▶ **The task**
Copy every line from the data below in which the string "Guest" can be found.

▶ **Page and application data records**
....
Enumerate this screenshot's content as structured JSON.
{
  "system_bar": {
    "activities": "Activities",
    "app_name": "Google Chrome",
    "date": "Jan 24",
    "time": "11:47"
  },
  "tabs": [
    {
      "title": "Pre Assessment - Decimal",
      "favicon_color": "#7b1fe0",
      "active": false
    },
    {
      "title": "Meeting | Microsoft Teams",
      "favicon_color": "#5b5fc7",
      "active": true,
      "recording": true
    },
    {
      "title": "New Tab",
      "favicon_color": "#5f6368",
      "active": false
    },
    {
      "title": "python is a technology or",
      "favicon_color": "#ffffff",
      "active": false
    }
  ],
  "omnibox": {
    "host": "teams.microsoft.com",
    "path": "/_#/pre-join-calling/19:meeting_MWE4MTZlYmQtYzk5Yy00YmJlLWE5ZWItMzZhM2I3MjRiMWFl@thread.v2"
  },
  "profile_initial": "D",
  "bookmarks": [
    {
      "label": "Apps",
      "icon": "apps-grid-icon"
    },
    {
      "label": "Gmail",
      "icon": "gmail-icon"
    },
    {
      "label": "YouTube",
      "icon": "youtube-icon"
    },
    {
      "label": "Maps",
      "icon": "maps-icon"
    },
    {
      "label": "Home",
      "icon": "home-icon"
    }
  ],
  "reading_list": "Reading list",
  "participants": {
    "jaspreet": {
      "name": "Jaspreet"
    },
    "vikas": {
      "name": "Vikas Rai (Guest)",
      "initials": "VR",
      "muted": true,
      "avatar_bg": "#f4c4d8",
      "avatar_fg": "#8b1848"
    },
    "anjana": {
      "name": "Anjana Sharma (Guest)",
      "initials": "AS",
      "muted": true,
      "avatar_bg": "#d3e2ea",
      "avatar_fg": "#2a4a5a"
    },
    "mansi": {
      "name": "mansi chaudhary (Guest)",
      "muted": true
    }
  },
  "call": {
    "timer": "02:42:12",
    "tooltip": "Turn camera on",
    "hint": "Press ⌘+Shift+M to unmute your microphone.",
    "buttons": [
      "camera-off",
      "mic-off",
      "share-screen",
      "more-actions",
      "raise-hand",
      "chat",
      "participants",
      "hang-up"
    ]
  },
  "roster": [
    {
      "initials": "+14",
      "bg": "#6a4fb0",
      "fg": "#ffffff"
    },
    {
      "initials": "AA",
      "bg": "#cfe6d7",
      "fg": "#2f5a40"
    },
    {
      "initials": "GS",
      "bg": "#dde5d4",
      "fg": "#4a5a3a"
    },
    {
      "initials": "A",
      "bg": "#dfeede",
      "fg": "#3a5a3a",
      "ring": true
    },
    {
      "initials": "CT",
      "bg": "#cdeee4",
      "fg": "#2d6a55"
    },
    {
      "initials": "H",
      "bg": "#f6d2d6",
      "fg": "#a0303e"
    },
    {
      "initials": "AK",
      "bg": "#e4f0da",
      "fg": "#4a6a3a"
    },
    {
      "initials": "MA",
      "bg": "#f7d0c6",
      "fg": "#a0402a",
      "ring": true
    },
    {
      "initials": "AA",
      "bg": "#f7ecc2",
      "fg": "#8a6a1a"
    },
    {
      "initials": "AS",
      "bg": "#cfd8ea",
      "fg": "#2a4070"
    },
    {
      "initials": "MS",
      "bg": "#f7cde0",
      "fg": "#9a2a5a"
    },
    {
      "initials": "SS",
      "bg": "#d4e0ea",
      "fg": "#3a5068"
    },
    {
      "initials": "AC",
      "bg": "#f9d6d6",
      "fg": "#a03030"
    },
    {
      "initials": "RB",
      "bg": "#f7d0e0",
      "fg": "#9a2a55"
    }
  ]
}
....
▶ **Output of the task**
      "name": "Vikas Rai (Guest)",
      "name": "Anjana Sharma (Guest)",
      "name": "mansi chaudhary (Guest)",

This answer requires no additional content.